There are many stories of how the gospel entered the islands of the Pacific. One of my favorites is about Mussau, one of New Guinea’s outer islands and today part of Papua New Guinea.

In 1930, Captain G. McLaren and a crew of Fijians aboard the mission vessel Veilomani arrived at Mussau. They had been warned that they would not be welcome. When they dropped anchor, they were confronted by loud and threatening warriors who were intent on challenging them or chasing them away. Under the guidance of the Holy Spirit, McLaren called his crew together, and they began to sing hymns. The din died down, and the warriors listened to the harmony of the music. When the missionaries stopped singing, the warriors began threatening again, so McLaren and his crew sang again. So it went on and on until sunset, when the warriors left.

The missionaries’ troubles, however, were not over. The next morning, the warriors came back, and this time they brought their chief. He was impressed with the Fijian missionaries. He asked, “What has made the change in your lives? How is it that your teeth are white, your skins are clean, and your bodies strong? You tell us what your people did, and we will do the same.” He invited them to stay, saying, “Give us a teacher who can teach us to sing.” The door was opened. The people received the message, and Mussau became Adventist.

There was one little spot in the Pacific, however, that was apparently missed by the Adventist Church for many years. This place is the archipelago nation of Wallis and Futuna.
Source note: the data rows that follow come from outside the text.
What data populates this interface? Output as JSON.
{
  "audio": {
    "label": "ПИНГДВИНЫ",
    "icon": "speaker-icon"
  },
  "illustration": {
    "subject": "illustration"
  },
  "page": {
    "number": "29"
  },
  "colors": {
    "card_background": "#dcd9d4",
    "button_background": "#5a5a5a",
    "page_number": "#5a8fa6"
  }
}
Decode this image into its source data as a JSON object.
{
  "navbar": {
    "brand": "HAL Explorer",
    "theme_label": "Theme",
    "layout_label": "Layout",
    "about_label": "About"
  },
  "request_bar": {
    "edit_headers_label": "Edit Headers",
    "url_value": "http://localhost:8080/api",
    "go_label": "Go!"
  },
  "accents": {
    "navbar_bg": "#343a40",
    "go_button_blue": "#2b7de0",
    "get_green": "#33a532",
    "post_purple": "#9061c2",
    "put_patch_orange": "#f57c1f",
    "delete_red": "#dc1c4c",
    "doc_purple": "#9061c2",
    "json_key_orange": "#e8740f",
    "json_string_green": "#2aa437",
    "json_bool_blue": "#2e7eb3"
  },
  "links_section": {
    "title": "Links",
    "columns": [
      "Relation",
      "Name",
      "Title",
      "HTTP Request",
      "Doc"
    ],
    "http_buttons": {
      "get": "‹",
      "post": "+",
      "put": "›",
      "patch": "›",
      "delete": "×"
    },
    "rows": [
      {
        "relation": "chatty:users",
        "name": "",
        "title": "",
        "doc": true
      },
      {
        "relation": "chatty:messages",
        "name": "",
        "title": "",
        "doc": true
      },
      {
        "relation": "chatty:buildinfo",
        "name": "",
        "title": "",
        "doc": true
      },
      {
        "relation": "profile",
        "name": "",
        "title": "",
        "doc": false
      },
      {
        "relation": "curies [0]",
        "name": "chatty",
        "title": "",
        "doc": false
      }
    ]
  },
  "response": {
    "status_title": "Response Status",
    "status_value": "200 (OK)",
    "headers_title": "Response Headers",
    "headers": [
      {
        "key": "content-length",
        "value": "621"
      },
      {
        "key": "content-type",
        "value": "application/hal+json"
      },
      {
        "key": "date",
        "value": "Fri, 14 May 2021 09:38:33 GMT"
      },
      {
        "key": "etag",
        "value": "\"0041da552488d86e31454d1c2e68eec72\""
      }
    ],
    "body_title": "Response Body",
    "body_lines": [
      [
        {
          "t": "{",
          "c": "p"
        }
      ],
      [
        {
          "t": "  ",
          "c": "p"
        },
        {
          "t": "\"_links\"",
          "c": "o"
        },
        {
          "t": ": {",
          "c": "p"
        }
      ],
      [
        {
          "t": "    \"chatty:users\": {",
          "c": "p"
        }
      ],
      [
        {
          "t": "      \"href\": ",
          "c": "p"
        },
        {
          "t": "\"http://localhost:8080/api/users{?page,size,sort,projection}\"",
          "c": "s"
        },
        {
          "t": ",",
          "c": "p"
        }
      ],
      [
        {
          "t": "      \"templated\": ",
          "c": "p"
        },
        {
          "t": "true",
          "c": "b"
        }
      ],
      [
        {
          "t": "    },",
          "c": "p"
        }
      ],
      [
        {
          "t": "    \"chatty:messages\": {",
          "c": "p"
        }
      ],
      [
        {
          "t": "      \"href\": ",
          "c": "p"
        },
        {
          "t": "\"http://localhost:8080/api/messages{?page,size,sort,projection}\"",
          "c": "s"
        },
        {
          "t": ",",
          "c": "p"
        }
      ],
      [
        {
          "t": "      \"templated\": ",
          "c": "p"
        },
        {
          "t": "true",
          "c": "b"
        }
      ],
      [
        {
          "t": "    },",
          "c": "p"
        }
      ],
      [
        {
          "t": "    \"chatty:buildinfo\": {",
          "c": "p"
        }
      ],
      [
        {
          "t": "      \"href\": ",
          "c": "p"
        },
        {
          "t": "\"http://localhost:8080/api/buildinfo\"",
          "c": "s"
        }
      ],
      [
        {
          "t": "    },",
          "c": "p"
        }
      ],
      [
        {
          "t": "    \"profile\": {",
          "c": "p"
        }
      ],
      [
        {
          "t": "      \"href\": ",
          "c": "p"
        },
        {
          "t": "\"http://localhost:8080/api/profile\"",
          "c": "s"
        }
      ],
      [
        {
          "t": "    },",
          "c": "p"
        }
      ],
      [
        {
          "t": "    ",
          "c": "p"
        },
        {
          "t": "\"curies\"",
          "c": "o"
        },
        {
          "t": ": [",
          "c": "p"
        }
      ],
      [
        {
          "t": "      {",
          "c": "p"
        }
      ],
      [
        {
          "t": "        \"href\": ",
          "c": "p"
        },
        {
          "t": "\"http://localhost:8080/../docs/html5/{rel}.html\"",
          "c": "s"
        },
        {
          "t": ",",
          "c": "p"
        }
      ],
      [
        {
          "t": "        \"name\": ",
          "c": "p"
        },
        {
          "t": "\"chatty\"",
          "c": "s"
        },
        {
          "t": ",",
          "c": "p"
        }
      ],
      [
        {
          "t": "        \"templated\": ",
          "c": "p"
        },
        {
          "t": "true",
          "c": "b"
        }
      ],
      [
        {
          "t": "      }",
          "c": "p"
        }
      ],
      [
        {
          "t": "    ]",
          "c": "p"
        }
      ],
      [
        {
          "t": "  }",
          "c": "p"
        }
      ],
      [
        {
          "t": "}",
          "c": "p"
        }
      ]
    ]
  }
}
I had the opportunity to visit Wallis recently. Wallis itself has about 10,000 people. It is well-maintained and has Internet and phone services, good roads, nice houses, and an airport. There are 21 tribes with 21 chiefs, and Wallis has two kings.

Why two kings? Because one-half of the island doesn’t like the king from the other half, so they created their own. Now there is a king of the north and a king of the south. Wallis is a French territory, so most people speak French, and they have strong links to Tonga. But there is no income generation. No exports. Ships come full and go away empty.

The Adventist work in Wallis has been hard going. The Seventh-day Adventist Church had been refused entry into this country for more than 40 years. After many attempts, the door was eventually opened in October 2008 through a man named Suane, who attended a series of meetings in New Caledonia.

Suane was so touched with our message that he begged the Adventist Church to bring the Advent message to his island. As Suane was the nephew of the king of Wallis, he made the impossible happen. With the right government protocols and Jesus leading the way, we finally entered the territory and started to do mission work.

Today, the good news is that there are 18 baptized Adventist members, and on a good Sabbath, there can be up to 30 people in attendance. And we now have a pastor permanently ministering there.

And what of Futuna? At the moment, there is no work on Futuna. There is no Seventh-day Adventist on this island of 4,000 people, and we have not been given permission to enter the island.

Today, these islands remain a frontier for Adventist mission work.

Reprinted with permission from

Brad Kemp
Brad Kemp is the president of the New Zealand Pacific Union Conference.